Unexpected complexities of macromolecular diffusion in membranes and dense protein solutions
Max-Planck-Institut für Biophysik, Frankfurt, Germany
We studied the diffusion of proteins and other macromolecules in dense and dilute solution, and in lipid membranes using molecular dynamics simulations. In systems mimicking the interior of a living cell, with densely packed proteins, translational and rotational diffusion of proteins slow down dramatically at high protein concentrations, and the Stokes-Einstein relation appears to break down. Transient clustering of proteins is the underlying cause, explaining both the resulting increase in the apparent Stokes radius and the rise in the viscosity within the theoretical framework of attractive colloidal systems.
Overall, long simulation trajectories of large membrane, protein, and nucleic acid systems give us a remarkably rich picture of macromolecular diffusion. In concentrated systems, diffusion is hindered dramatically even by weak and transient interactions; in membranes, diffusion appears to break down entirely.
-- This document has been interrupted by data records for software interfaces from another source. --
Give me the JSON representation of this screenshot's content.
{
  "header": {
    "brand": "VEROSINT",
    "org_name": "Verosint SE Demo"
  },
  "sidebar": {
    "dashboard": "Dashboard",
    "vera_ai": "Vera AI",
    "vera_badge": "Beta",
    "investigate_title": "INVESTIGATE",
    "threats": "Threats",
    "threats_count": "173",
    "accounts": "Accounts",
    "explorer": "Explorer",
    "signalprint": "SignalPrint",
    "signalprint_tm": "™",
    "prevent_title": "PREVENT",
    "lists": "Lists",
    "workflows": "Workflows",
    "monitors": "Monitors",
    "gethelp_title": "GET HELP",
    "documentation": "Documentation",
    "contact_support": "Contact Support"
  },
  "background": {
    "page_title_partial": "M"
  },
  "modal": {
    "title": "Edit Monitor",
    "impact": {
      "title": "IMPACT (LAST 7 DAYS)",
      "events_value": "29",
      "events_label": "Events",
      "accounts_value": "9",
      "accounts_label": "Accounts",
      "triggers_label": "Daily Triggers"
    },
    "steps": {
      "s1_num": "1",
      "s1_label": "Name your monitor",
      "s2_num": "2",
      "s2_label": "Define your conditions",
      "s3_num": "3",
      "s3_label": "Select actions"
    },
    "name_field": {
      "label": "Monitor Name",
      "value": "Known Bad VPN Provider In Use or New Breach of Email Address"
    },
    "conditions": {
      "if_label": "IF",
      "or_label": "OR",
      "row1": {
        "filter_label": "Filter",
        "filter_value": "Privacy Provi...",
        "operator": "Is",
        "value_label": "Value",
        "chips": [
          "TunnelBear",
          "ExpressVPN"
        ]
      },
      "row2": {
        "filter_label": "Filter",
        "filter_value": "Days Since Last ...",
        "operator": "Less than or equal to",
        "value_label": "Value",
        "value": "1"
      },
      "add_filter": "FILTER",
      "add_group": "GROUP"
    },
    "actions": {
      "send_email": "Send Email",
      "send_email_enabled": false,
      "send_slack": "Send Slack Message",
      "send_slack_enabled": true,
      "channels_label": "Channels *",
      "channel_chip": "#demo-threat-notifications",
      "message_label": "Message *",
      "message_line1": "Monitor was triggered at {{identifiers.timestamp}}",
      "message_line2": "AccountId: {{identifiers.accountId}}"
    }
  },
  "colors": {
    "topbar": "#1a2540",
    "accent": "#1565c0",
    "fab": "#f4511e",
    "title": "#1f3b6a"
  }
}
However, hydrodynamic theory resolves these challenges and corrects for the system-size dependences, giving us diffusion coefficients that can be interpreted meaningfully and compared to experiment.
About the speaker: Gerhard Hummer is Director of the MPI for Biophysics in Frankfurt, where he leads the Department of Theoretical Biophysics. He uses molecular simulations, modeling, and theory to study the structure and dynamics of biological systems at the molecular level, in order to elucidate their function. His current research focuses on molecular principles in bioenergetics, membrane transport, and membrane remodeling. Prof. Hummer is Fellow of the APS and has received, among other prizes, the Raymond and Beverly Sackler International Prize in Biophysics.